"It doesn't matter how many (rodents) I trap and poison, more just keep coming in from the bush," Mr Nico Jarvis, an Omaui resident who owns three cats and is starting a petition to combat the ban, told the Otago Daily Times. "If I cannot have a cat, it almost becomes unhealthy for me to live in my house."

Mr Jarvis accused Environment Southland, the regional council behind the pest plan, of behaving "like a police state" by trying to prohibit Omaui's domestic cats, and said the majority of the community thinks the benefit to local wildlife would be negligible.

But Mr Jeremy Collins, the Omaui Landcare Charitable Trust chairman who pushed for the ban, said he's seen native birds "ripped to pieces" on his front lawn, the Otago Daily Times reported.

"Native wildlife is disappearing rapidly around the country and places like this, where people still live and enjoy and hear the birdsong, are probably few and far between," Mr Collins told the Otago Daily Times.

New Zealand has the highest proportion of endangered species in the world, as it is home to more than 4,000-odd threatened creatures and critters, ranging from the small Maui and Hector's dolphins to the fluffy, flightless kiwi, the nation's icon.

Environmental experts say New Zealand's rare, native species have been terrorised by invaders that arrived alongside the country's settlers 200 years ago.

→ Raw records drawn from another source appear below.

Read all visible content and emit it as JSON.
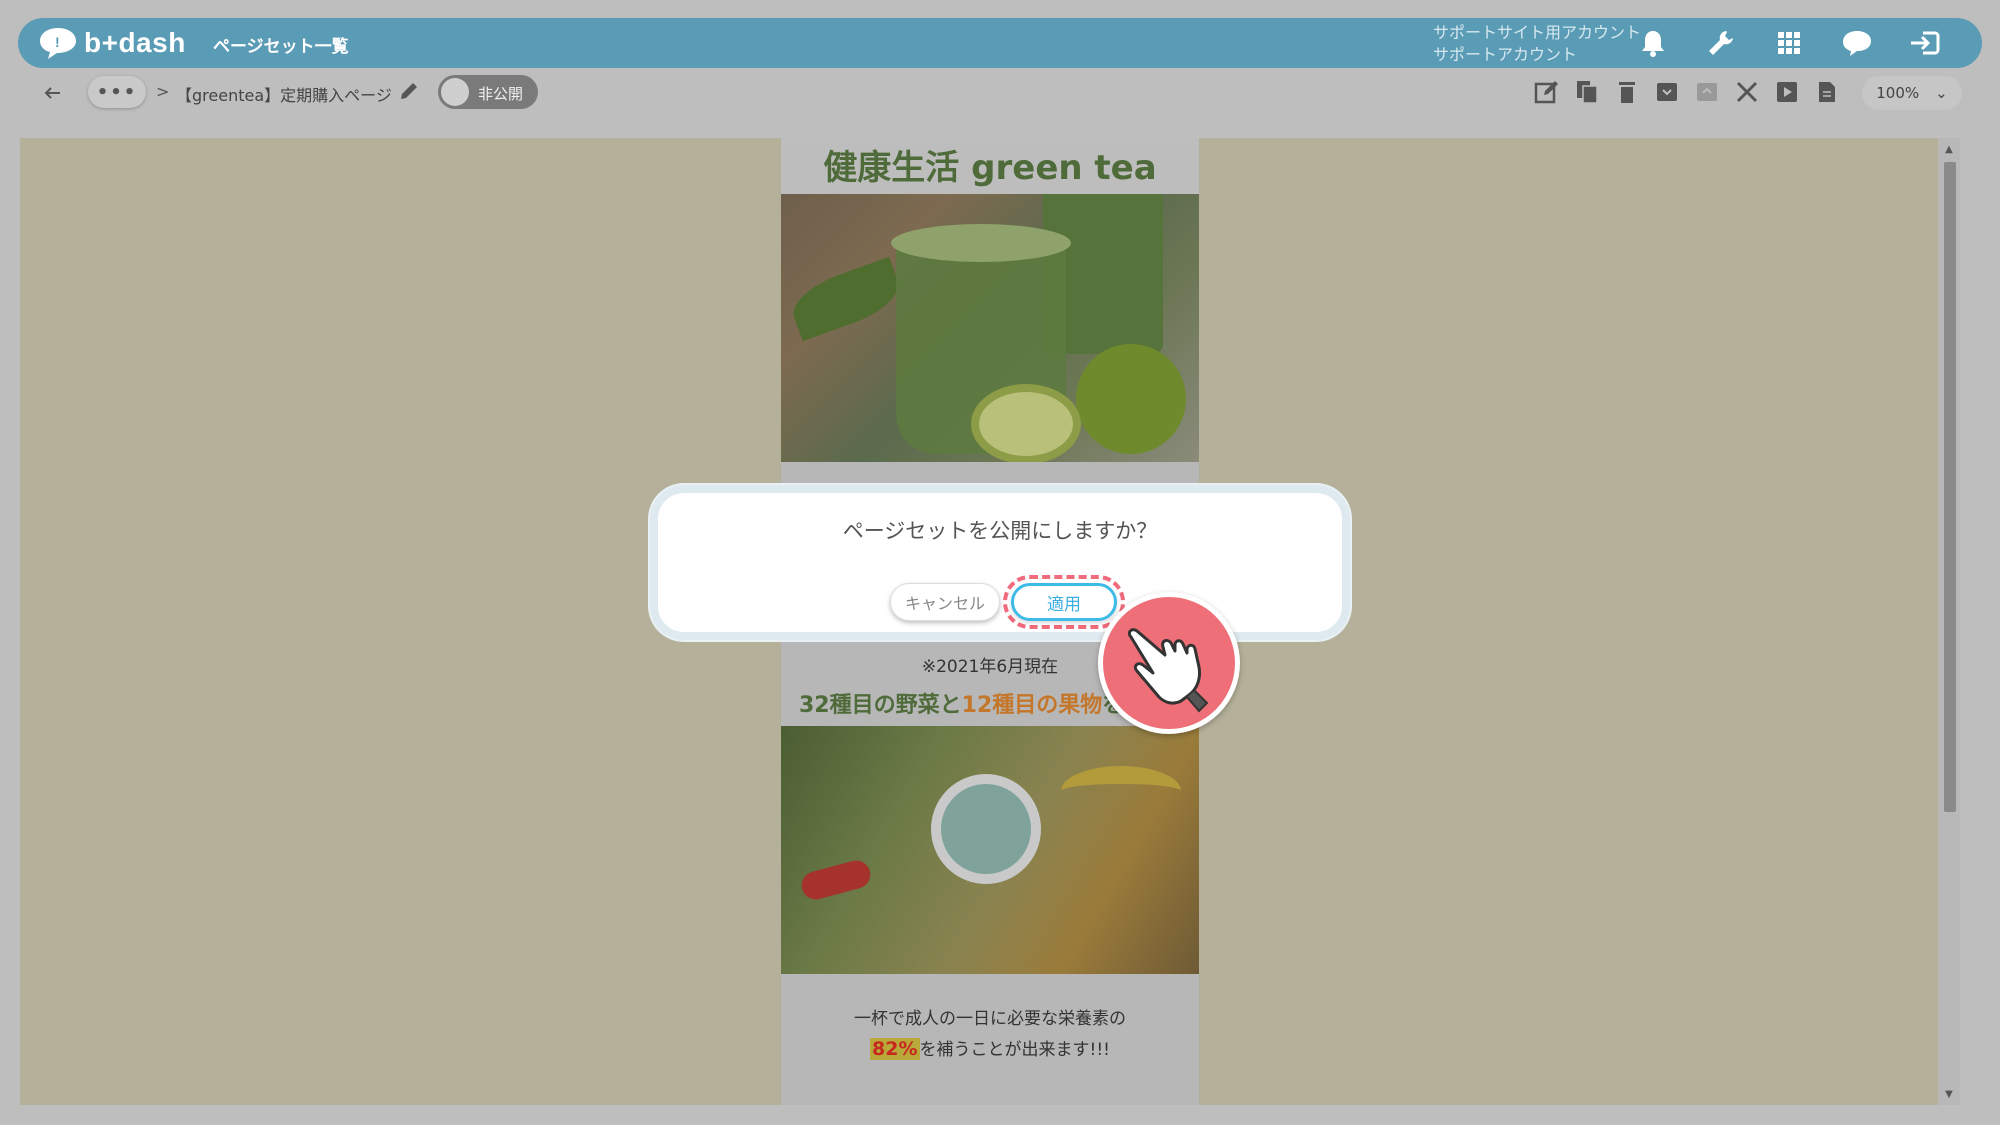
{
  "header": {
    "logo_text": "b+dash",
    "nav_title": "ページセット一覧",
    "account_line1": "サポートサイト用アカウント",
    "account_line2": "サポートアカウント",
    "icons": [
      "bell-icon",
      "wrench-icon",
      "grid-icon",
      "chat-icon",
      "logout-icon"
    ],
    "brand_color": "#5a9bb6"
  },
  "toolbar": {
    "more_label": "•••",
    "separator": ">",
    "page_name": "【greentea】定期購入ページ",
    "toggle_label": "非公開",
    "zoom": "100%",
    "zoom_chevron": "⌄",
    "icons": [
      "edit-icon",
      "copy-icon",
      "trash-icon",
      "archive-icon",
      "export-icon",
      "tools-icon",
      "play-icon",
      "document-icon"
    ]
  },
  "preview": {
    "title": "健康生活 green tea",
    "note": "※2021年6月現在",
    "veg_title_part1": "32種目の野菜",
    "veg_title_and": "と",
    "veg_title_part2": "12種目の果物",
    "veg_title_part3": "を",
    "text_line1": "一杯で成人の一日に必要な栄養素の",
    "text_pct": "82%",
    "text_line2_rest": "を補うことが出来ます!!!"
  },
  "dialog": {
    "message": "ページセットを公開にしますか？",
    "cancel_label": "キャンセル",
    "apply_label": "適用",
    "highlight_color": "#ef6b7b",
    "apply_color": "#3dbbe6"
  }
}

"The best way to describe it is - New Zealand is the 'land without teeth'. If it has four legs, fur and teeth, it never evolved here," endangered species ambassador Nicola Toki told Newshub.

In 2016, the country pledged to wipe out all invasive mammals by 2050, as it dedicated NZ$2.3 billion (S$2.1 billion) to its "Predator Free New Zealand" plan.

The government says these creatures kill 25 million native birds every year, spread diseases and cost the New Zealand economy and primary sector NZ$3.3 billion a year.

The breadth of the nation's extensive conservation efforts have been compared to the Apollo space programme.

Domestic cats, however, weren't included on the 2016 hit list, perhaps because of New Zealand's singular feline infatuation.

According to some estimates, New Zealand has more cats per capita than any country in the world. A former conservation minister proposed a nationwide cat cap - two per household, but support fell short.

The targeting of cats has been brewing for years. Famed feline antagonist Gareth Morgan, an economist and environmentalist, has called cats "friendly neighbourhood serial killers", and has pushed for a total wipe-out of the creatures - a movement he titled "Cats To Go" - since 2013.

The group's website once featured a photoshopped picture of a demon kitten, with red eyes and devil horns, according to the New Zealand Herald.

It also referred to cats as "the only true sadists of the animal world".

While many experts said Mr Morgan's characterisation of house cats was radical, research has actually shifted in his favour, as domestic cats have been found responsible for the extinction of several bird species.

Since the 1900s, the country has created a handful of cat-free subdivisions in areas close to wildlife sanctuaries, and several of its outlying islands have banned them completely.

Conservation Minister Eugenie Sage recently called for a cat ban in New Zealand's capital, Wellington, to restore the kiwi population.

Auckland, New Zealand's largest city, is considering a plan to kill unmicrochipped cats that prowl sensitive areas, according to news website Stuff.

Omaui residents have until Oct 23 to weigh in on the proposal.